Chuck Todd, political analyst for MSNBC and host of The Daily Rundown, tweeted yesterday morning, "Franklin Graham has a lot to learn from his father." Fair enough. But we often forget that Billy Graham also landed himself in political hot water from time to time. On one occasion, Graham was accused of being a propaganda tool of the former Soviet Union, an accusation not entirely unwarranted, despite his good intentions. William Martin wrote in Christianity Today: "[Critics] pointed in particular to a 1982 Moscow 'Peace Conference,' which did indeed have a strong anti-American slant, and after which Graham made some inadequately considered—and inaccurately reported—remarks that seemed to describe greater religious freedom in the USSR than in fact existed. Graham understands, of course, that the governments of the countries he has visited have their own agendas and that preaching the Christian gospel is not a major priority. 'Of course they are using us,' he said. "But we are using them as well, and my message is stronger than theirs.'" To one extent, Graham was being realistic and shrewd. To another extent, he was being too innocent about the impact of his actions. Should he have spoken on political matters in such a way? Probably not. Was he confusing his calling momentarily? Probably.
Then there was the even more troubling revelation in 2002 of the Nixon tapes of 1972 which found Billy Graham making anti-Semitic remarks to Richard Nixon, despite his long support of the nation of Israel. Graham later apologized for the remarks, saying he did not even recall making them. It's hard to imagine what he was thinking at the time. Could he have been star-struck by President Nixon? Could he actually have harbored anti-Semitic thoughts in his heart? We cannot say for sure. We can only say that Graham made a very significant mistake, but that he righted it and repented of his words.
Every time Billy Graham attempted to step outside the range of his calling--the speaking of the Law and the Gospel in Scripture--and attempted to lead in matters of politics, he was humbled. He made some major mistakes when it came to politics. But he also did tremendous good in the Body of Christ. His lasting legacy is found in the countless people came to new or renewed faith in Christ through his work of evangelism. The impact of his ministry will be seen in the assembled saints in Heaven.
We should look at the ministry and work of his son with the benefit of this history in our minds. Franklin Graham is not a perfect man. There have been several times he has ventured too much into the field of politics and too far away from his callings to care for the poor and needy of the world and to speak the Gospel. When he strays from these callings, he is humbled, just as his father was. However, that does not negate the excellent and massive relief work he does in the world. Samaritan's Purse recognizes the importance of relieving the suffering of those in need and puts its money where its mouth is. In the midst of the drought and famine in East Africa, they provided food and relief. They give Christmas gift boxes to underprivileged children throughout the world through Operation Christmas Child. Whenever there is a natural disaster in the world, they are there providing aid. They aid in medical missions, hunger relief, HIV/AIDS care, water programs. We cannot dismiss these good efforts. All too often Christians are said to care nothing for the poor. This is not true of Franklin Graham. He has invested his life in the care of the poor. You could say that this ministry is his life's work; politics is only his hobby.

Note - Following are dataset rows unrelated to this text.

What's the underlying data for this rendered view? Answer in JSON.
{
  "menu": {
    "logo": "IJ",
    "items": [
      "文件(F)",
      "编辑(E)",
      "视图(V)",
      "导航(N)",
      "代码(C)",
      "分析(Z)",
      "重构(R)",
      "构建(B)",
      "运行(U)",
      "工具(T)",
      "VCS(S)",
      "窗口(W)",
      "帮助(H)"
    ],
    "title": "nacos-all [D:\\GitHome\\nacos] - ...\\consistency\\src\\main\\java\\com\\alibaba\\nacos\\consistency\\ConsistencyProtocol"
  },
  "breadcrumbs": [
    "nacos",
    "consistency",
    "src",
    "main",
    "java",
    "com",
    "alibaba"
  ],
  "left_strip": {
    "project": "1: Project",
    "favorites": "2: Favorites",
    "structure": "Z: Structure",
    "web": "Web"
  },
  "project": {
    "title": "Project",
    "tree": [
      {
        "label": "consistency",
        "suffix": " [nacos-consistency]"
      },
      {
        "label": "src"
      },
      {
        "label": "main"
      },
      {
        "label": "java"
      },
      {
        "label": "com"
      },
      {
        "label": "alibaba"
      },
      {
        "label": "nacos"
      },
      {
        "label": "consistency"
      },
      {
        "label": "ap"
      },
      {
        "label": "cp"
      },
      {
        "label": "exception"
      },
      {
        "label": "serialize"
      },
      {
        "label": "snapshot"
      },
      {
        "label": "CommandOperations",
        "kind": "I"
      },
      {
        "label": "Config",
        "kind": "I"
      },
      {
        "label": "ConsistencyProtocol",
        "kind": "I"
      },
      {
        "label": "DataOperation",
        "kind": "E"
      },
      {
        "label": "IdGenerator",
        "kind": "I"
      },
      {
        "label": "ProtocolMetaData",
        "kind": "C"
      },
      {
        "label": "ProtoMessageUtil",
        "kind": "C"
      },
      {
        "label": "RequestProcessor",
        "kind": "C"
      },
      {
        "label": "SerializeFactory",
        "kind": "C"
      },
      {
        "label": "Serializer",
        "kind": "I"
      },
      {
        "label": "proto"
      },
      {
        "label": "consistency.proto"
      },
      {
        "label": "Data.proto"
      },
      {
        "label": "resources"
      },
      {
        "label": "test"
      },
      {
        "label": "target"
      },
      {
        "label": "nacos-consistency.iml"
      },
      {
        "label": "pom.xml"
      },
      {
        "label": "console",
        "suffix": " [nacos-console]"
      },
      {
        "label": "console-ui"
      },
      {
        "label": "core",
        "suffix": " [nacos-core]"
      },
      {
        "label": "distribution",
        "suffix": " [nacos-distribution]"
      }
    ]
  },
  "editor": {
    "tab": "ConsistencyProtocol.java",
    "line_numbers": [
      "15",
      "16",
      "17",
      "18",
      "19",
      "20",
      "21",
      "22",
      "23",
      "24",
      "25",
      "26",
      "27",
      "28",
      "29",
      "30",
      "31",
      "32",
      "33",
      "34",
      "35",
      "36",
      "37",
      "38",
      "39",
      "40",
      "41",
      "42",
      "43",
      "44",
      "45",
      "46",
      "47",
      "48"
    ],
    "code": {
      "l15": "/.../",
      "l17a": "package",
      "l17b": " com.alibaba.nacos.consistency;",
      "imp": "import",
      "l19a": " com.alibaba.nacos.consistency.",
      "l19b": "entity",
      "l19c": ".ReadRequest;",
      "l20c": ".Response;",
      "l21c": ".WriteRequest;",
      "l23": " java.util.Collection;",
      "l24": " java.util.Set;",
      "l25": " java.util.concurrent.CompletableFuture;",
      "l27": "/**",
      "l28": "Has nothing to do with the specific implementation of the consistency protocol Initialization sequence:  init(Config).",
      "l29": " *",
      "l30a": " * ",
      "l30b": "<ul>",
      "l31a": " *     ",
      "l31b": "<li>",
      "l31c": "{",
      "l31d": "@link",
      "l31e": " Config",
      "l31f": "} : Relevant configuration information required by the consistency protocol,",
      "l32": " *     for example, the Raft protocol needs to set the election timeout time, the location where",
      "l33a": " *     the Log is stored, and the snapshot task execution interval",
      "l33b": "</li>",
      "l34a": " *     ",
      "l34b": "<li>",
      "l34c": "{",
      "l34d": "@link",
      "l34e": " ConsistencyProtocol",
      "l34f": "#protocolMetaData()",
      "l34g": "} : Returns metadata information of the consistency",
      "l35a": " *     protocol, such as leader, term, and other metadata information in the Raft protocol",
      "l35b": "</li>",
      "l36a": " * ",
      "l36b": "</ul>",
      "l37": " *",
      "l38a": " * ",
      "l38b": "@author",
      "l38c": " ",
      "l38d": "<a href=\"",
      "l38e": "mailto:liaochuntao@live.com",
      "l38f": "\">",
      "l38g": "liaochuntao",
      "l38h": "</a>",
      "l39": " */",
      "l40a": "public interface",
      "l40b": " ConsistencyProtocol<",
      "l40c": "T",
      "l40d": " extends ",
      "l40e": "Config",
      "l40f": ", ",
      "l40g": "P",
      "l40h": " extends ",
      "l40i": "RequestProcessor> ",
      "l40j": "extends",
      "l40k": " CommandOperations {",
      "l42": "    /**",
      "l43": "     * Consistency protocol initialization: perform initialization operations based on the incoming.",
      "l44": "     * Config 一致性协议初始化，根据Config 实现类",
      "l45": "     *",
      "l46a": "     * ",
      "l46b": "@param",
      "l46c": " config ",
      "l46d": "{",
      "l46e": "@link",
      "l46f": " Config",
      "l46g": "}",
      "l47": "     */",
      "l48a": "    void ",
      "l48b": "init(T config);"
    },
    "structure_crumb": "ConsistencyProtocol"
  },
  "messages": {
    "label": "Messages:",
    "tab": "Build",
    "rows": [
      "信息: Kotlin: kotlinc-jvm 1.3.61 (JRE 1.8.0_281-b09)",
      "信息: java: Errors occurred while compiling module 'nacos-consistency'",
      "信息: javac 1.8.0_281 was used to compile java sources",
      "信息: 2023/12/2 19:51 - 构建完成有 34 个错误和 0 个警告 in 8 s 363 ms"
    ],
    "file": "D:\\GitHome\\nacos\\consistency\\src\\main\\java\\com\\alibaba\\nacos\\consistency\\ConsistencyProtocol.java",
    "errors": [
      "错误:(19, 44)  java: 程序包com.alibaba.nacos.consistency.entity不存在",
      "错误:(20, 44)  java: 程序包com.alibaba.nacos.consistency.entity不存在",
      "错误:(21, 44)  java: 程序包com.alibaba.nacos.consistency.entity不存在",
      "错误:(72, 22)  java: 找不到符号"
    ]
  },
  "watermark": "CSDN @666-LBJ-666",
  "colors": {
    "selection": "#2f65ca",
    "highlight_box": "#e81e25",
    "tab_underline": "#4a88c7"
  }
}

Should we call into question Graham's words this morning? Certainly it is fair to do so. But we ought not blow his words out of proportion. We ought to look at the full man with a balanced eye and give thanks for all the good that he, yet an imperfect sinner saved by God's grace, does in the world.